For people with a disability such as those with hearing or visual impairments or mobility barriers, effective engagement with digital media content and interacting with social media applications provide extra barriers. Following the reports on aging population across Europe, there is a critical need to develop digital technologies considering inclusion by design principles. Addressing the challenge, in 2015, Netflix launched the Accessible Netflix Project (ANP), with the vision of offering audio description of its original content [Daredevil, House of Cards, Orange is the New Black] or its audience with visual impairments. While a television show featuring a character with an impairment such as Daredevil’s Matt Murdock’s vision impairment would be of interest to theorists in critical disability studies, the question of whether the program itself is accessible to viewers with the same impairment has not garnered much attention. Despite an increase in the design and development of assistive technologies which has been released in the market for over a decade, the lack of content production tools and services focused on cultural heritage has negatively impacted the market uptake of such assistive technologies. As an instance, the uptake of Haptic solutions to offer a sensory experience of touch and otherwise, has not gained momentum among people with disabilities, has not gained popularity among people with disabilities and otherwise, because they offer limited and very basic functionality to the users, e.g., white canes . Additionally, the inclusion by design principles should consider literacy levels of citizens, refugees, heritage of immigrants to offer a holistic experience to all public for experience cultural heritage. Addressing these shortcomings, it is vital to consider the inclusive design principles, which is aimed to remove the barriers that create undue effort and separation. Information created, shared, and distributed should facilitate everyone to participate equally, confidently, and independently.
 Stephanidis, C. (Ed.). (2009). The universal access handbook. CRC Press.
 Longo, D. & Boeri, Andrea & Turillazzi, Beatrice & ORLANDI, SERENA. (2020). CULTURAL HERITAGE AND INTEROPERABLE OPEN PLATFORMS: STRATEGIES FOR KNOWLEDGE, ACCESSIBILITY, ENHANCEMENT AND NETWORKING. 371-382. 10.2495/SDP200301.
Topics of specific interest
Addressing the growing needs and demands of digital accessibility for all citizens, the special issue invites original contributions from authors on the following list of topics (but not limited to):
- Accessibility and inclusion
- Multimodal signal processing for digital content transformation
- Content adaptations for digital accessibility

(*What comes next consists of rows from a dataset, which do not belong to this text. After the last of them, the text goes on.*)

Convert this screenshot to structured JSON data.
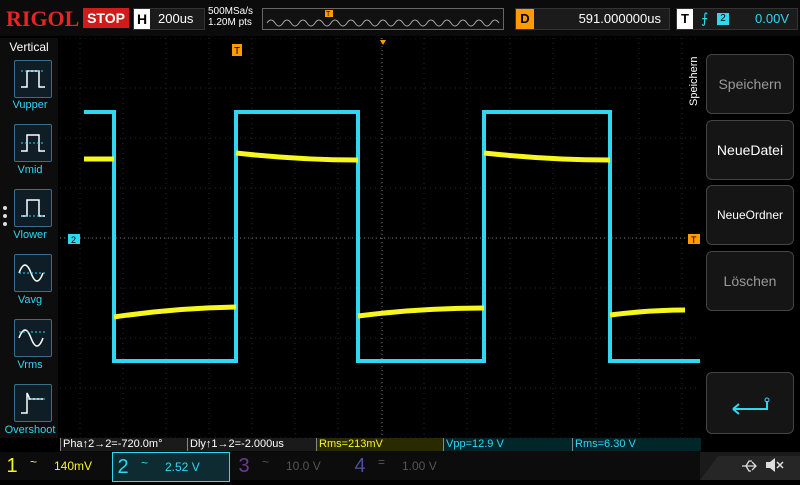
{
  "header": {
    "logo": "RIGOL",
    "run_state": "STOP",
    "timebase_key": "H",
    "timebase": "200us",
    "sample_rate": "500MSa/s",
    "memory_depth": "1.20M pts",
    "delay_key": "D",
    "delay": "591.000000us",
    "trigger_key": "T",
    "trigger_edge_icon": "rising-edge-icon",
    "trigger_source": "2",
    "trigger_level": "0.00V"
  },
  "left_menu": {
    "title": "Vertical",
    "items": [
      {
        "label": "Vupper",
        "icon": "pulse-upper-icon"
      },
      {
        "label": "Vmid",
        "icon": "pulse-mid-icon"
      },
      {
        "label": "Vlower",
        "icon": "pulse-lower-icon"
      },
      {
        "label": "Vavg",
        "icon": "sine-avg-icon"
      },
      {
        "label": "Vrms",
        "icon": "sine-rms-icon"
      },
      {
        "label": "Overshoot",
        "icon": "overshoot-icon"
      }
    ]
  },
  "right_menu": {
    "title": "Speichern",
    "buttons": [
      {
        "label": "Speichern",
        "active": false
      },
      {
        "label": "NeueDatei",
        "active": true
      },
      {
        "label": "NeueOrdner",
        "active": true
      },
      {
        "label": "Löschen",
        "active": false
      },
      {
        "label": "",
        "icon": "enter-arrow-icon",
        "active": true
      }
    ]
  },
  "grid_markers": {
    "trigger_pos_label": "T",
    "ch2_offset_label": "2",
    "trigger_level_arrow": "T"
  },
  "measurements": [
    {
      "text": "Pha↑2→2=-720.0m°",
      "color": "white"
    },
    {
      "text": "Dly↑1→2=-2.000us",
      "color": "white"
    },
    {
      "text": "Rms=213mV",
      "color": "yellow"
    },
    {
      "text": "Vpp=12.9 V",
      "color": "cyan"
    },
    {
      "text": "Rms=6.30 V",
      "color": "cyan"
    }
  ],
  "channels": [
    {
      "num": "1",
      "coupling": "~",
      "scale": "140mV",
      "color": "#f7f71f"
    },
    {
      "num": "2",
      "coupling": "~",
      "scale": "2.52 V",
      "color": "#2fd7f0"
    },
    {
      "num": "3",
      "coupling": "~",
      "scale": "10.0 V",
      "color": "#a03cff"
    },
    {
      "num": "4",
      "coupling": "=",
      "scale": "1.00 V",
      "color": "#6a6fd8"
    }
  ],
  "status_icons": [
    "usb-icon",
    "speaker-muted-icon"
  ],
  "colors": {
    "ch1": "#f7f71f",
    "ch2": "#2fd7f0",
    "trigger": "#ff9a00",
    "stop": "#d11a1a",
    "logo": "#e52424"
  }
}
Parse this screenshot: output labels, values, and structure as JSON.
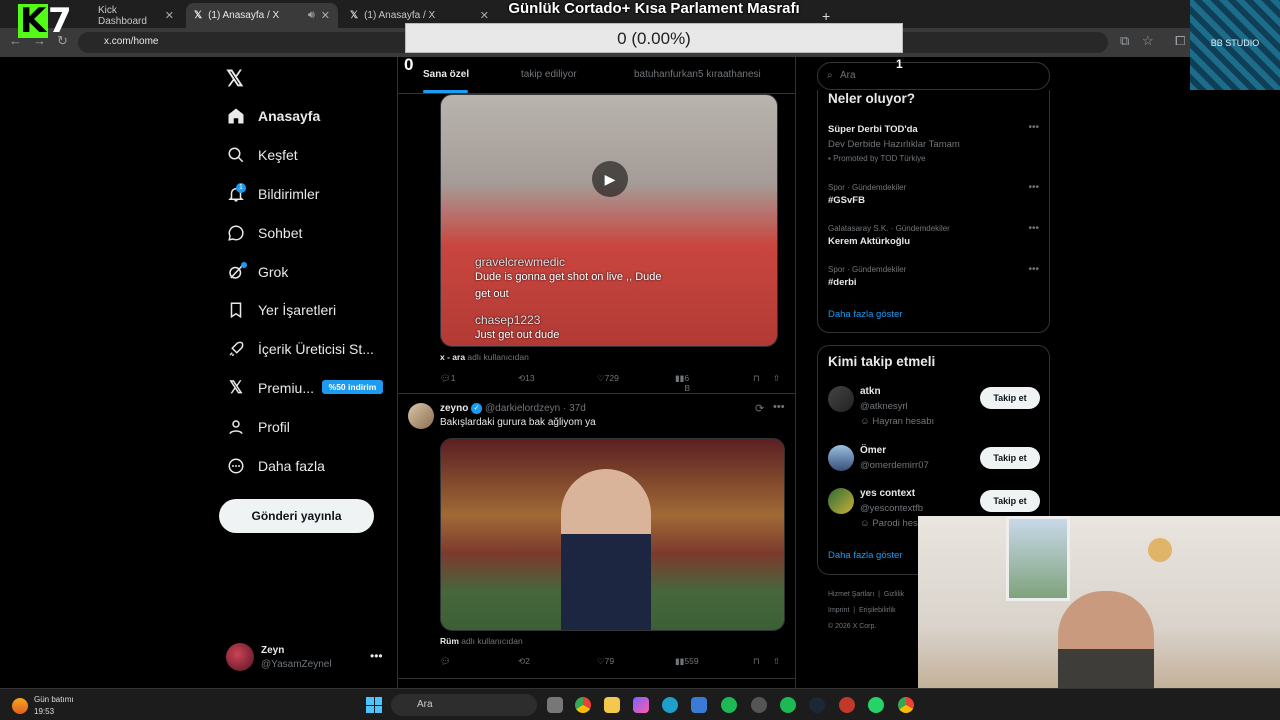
{
  "browser": {
    "tabs": [
      {
        "label": "Kick Dashboard"
      },
      {
        "label": "(1) Anasayfa / X"
      },
      {
        "label": "(1) Anasayfa / X"
      }
    ],
    "url": "x.com/home"
  },
  "overlays": {
    "stream_title": "Günlük Cortado+ Kısa Parlament Masrafı",
    "counter_box": "0 (0.00%)",
    "logo_text": "7",
    "studio_label": "BB STUDIO",
    "counter_left": "0",
    "counter_right": "1"
  },
  "sidebar": {
    "items": [
      {
        "label": "Anasayfa",
        "icon": "home-icon"
      },
      {
        "label": "Keşfet",
        "icon": "search-icon"
      },
      {
        "label": "Bildirimler",
        "icon": "bell-icon"
      },
      {
        "label": "Sohbet",
        "icon": "chat-icon"
      },
      {
        "label": "Grok",
        "icon": "grok-icon"
      },
      {
        "label": "Yer İşaretleri",
        "icon": "bookmark-icon"
      },
      {
        "label": "İçerik Üreticisi St...",
        "icon": "rocket-icon"
      },
      {
        "label": "Premiu...",
        "icon": "x-logo-icon"
      },
      {
        "label": "Profil",
        "icon": "person-icon"
      },
      {
        "label": "Daha fazla",
        "icon": "more-circle-icon"
      }
    ],
    "notification_count": "1",
    "premium_badge": "%50 indirim",
    "post_button": "Gönderi yayınla",
    "account": {
      "name": "Zeyn",
      "handle": "@YasamZeynel"
    }
  },
  "feed": {
    "tabs": [
      "Sana özel",
      "takip ediliyor",
      "batuhanfurkan5 kıraathanesi"
    ],
    "post1": {
      "video_overlay": [
        "gravelcrewmedic",
        "Dude is gonna get shot on live ,, Dude",
        "get out",
        "chasep1223",
        "Just get out dude"
      ],
      "source_user": "x - ara",
      "source_suffix": "adlı kullanıcıdan",
      "replies": "1",
      "reposts": "13",
      "likes": "729",
      "views": "6 B"
    },
    "post2": {
      "name": "zeyno",
      "handle": "@darkielordzeyn · 37d",
      "text": "Bakışlardaki gurura bak ağliyom ya",
      "source_user": "Rüm",
      "source_suffix": "adlı kullanıcıdan",
      "replies": "",
      "reposts": "2",
      "likes": "79",
      "views": "559"
    }
  },
  "right": {
    "search_placeholder": "Ara",
    "trends_title": "Neler oluyor?",
    "trends": [
      {
        "meta": "",
        "name": "Süper Derbi TOD'da",
        "sub": "Dev Derbide Hazırlıklar Tamam",
        "promo": "Promoted by TOD Türkiye"
      },
      {
        "meta": "Spor · Gündemdekiler",
        "name": "#GSvFB"
      },
      {
        "meta": "Galatasaray S.K. · Gündemdekiler",
        "name": "Kerem Aktürkoğlu"
      },
      {
        "meta": "Spor · Gündemdekiler",
        "name": "#derbi"
      }
    ],
    "trends_more": "Daha fazla göster",
    "follow_title": "Kimi takip etmeli",
    "follow": [
      {
        "name": "atkn",
        "handle": "@atknesyrl",
        "note": "Hayran hesabı",
        "button": "Takip et"
      },
      {
        "name": "Ömer",
        "handle": "@omerdemirr07",
        "note": "",
        "button": "Takip et"
      },
      {
        "name": "yes context",
        "handle": "@yescontextfb",
        "note": "Parodi hes",
        "button": "Takip et"
      }
    ],
    "follow_more": "Daha fazla göster",
    "footer": [
      "Hizmet Şartları",
      "Gizlilik",
      "Imprint",
      "Erişilebilirlik",
      "© 2026 X Corp."
    ]
  },
  "taskbar": {
    "weather_label": "Gün batımı",
    "time": "19:53",
    "search_placeholder": "Ara"
  },
  "colors": {
    "accent": "#1d9bf0",
    "kick_green": "#53fc18",
    "background": "#000000"
  }
}
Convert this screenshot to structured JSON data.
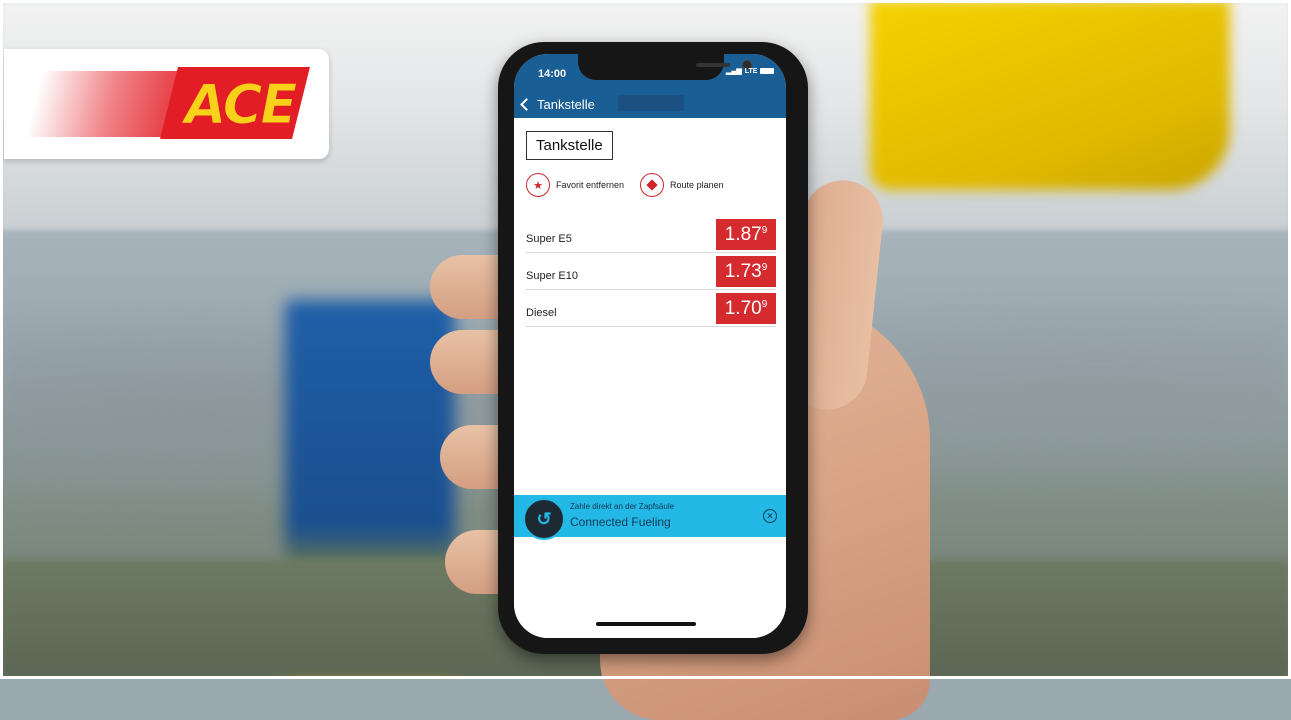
{
  "brand": {
    "logo_text": "ACE",
    "primary_color": "#e31d25",
    "logo_yellow": "#f7d11a"
  },
  "status_bar": {
    "time": "14:00",
    "network": "LTE"
  },
  "nav": {
    "back_label": "Tankstelle",
    "header_color": "#1a5e96"
  },
  "station": {
    "title": "Tankstelle"
  },
  "actions": [
    {
      "label": "Favorit entfernen",
      "icon": "star-icon"
    },
    {
      "label": "Route planen",
      "icon": "route-icon"
    }
  ],
  "prices": [
    {
      "fuel": "Super E5",
      "price": "1.87",
      "tenth": "9"
    },
    {
      "fuel": "Super E10",
      "price": "1.73",
      "tenth": "9"
    },
    {
      "fuel": "Diesel",
      "price": "1.70",
      "tenth": "9"
    }
  ],
  "price_color": "#d52a2e",
  "banner": {
    "line1": "Zahle direkt an der Zapfsäule",
    "line2": "Connected Fueling",
    "color": "#23b8e6"
  }
}
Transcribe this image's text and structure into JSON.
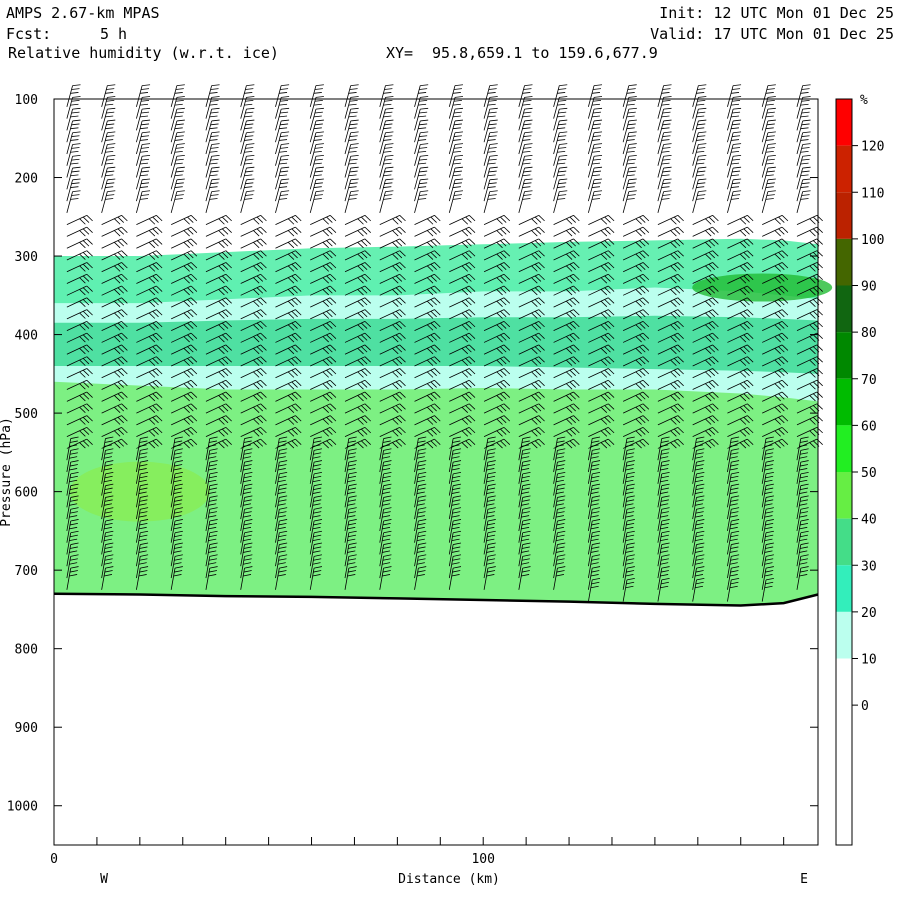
{
  "header": {
    "model": "AMPS 2.67-km MPAS",
    "fcst_label": "Fcst:",
    "fcst_value": "5 h",
    "field": "Relative humidity (w.r.t. ice)",
    "xy_label": "XY=",
    "xy_value": "95.8,659.1 to 159.6,677.9",
    "init": "Init: 12 UTC Mon 01 Dec 25",
    "valid": "Valid: 17 UTC Mon 01 Dec 25"
  },
  "chart_data": {
    "type": "heatmap",
    "title": "Relative humidity (w.r.t. ice)",
    "xlabel": "Distance (km)",
    "ylabel": "Pressure (hPa)",
    "xlim": [
      0,
      178
    ],
    "ylim": [
      1050,
      100
    ],
    "x_ticks": [
      "0",
      "100"
    ],
    "y_ticks": [
      "100",
      "200",
      "300",
      "400",
      "500",
      "600",
      "700",
      "800",
      "900",
      "1000"
    ],
    "y_tick_values": [
      100,
      200,
      300,
      400,
      500,
      600,
      700,
      800,
      900,
      1000
    ],
    "x_endpoints": {
      "left": "W",
      "right": "E"
    },
    "colorbar": {
      "unit": "%",
      "levels": [
        "120",
        "110",
        "100",
        "90",
        "80",
        "70",
        "60",
        "50",
        "40",
        "30",
        "20",
        "10",
        "0"
      ],
      "colors": [
        "#ff0000",
        "#cc2200",
        "#bb2200",
        "#446600",
        "#116611",
        "#008800",
        "#00bb00",
        "#22ee22",
        "#66ee44",
        "#44dd88",
        "#33eebb",
        "#bbffee",
        "#ffffff",
        "#ffffff",
        "#ffffff",
        "#ffffff"
      ]
    },
    "surface_pressure": [
      [
        0,
        730
      ],
      [
        20,
        731
      ],
      [
        40,
        733
      ],
      [
        60,
        734
      ],
      [
        80,
        736
      ],
      [
        100,
        738
      ],
      [
        120,
        740
      ],
      [
        140,
        743
      ],
      [
        160,
        745
      ],
      [
        170,
        742
      ],
      [
        178,
        731
      ]
    ],
    "humidity_bands": [
      {
        "name": "ice-saturated-layer-upper",
        "level_pct": 45,
        "p_top": [
          300,
          300,
          295,
          290,
          288,
          285,
          282,
          280,
          278,
          280,
          285
        ],
        "p_bot": [
          360,
          360,
          355,
          350,
          350,
          345,
          345,
          340,
          345,
          350,
          355
        ]
      },
      {
        "name": "moist-layer-mid",
        "level_pct": 50,
        "p_top": [
          385,
          385,
          382,
          380,
          380,
          378,
          378,
          376,
          378,
          380,
          382
        ],
        "p_bot": [
          440,
          440,
          440,
          440,
          440,
          440,
          442,
          444,
          446,
          448,
          450
        ]
      },
      {
        "name": "moist-layer-low",
        "level_pct": 55,
        "p_top": [
          460,
          465,
          470,
          470,
          470,
          468,
          470,
          470,
          475,
          480,
          485
        ],
        "p_bot": [
          730,
          731,
          733,
          734,
          736,
          738,
          740,
          743,
          745,
          742,
          731
        ]
      }
    ]
  }
}
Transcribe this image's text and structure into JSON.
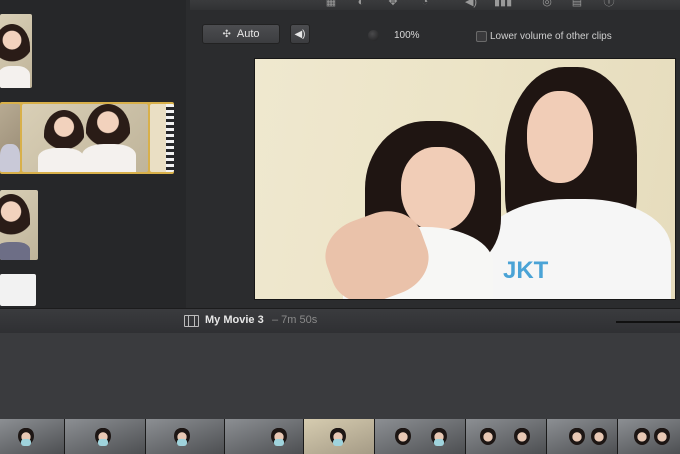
{
  "viewer_controls": {
    "auto_label": "Auto",
    "volume_percent": "100%",
    "lower_volume_label": "Lower volume of other clips"
  },
  "project": {
    "title": "My Movie 3",
    "duration": "– 7m 50s"
  },
  "viewer": {
    "shirt_logo": "JKT"
  },
  "icons": {
    "auto_icon": "magic-wand-icon",
    "volume_icon": "speaker-icon",
    "film_icon": "film-strip-icon"
  },
  "colors": {
    "selection": "#d8b04a",
    "background": "#2b2c2e"
  }
}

- Advanced multi-dimensional accessible content visualisation
- Deep-learning algorithms for accessible content generation
- International standards for the media accessibility
- Design principles and methodologies for accessibility
- Haptic technologies for enhanced accessibility
- Haptic Communication Systems
- Haptic language systems
- Paper submission: 17th December 2021
- Peer-review feedback: 21st January 2022
- Author registration: 11th February 2022
- Conference: 26th June to 1st July 2022 (Online)
- Krishna Chandramouli, Venaka Media Limited, United Kingdom,
- Giacomo Inches, Martel-Innovate, Switzerland,
- Nasrine Olson, University of Borås, Sweden,
- Monica Florea, SIMA VI, Romania.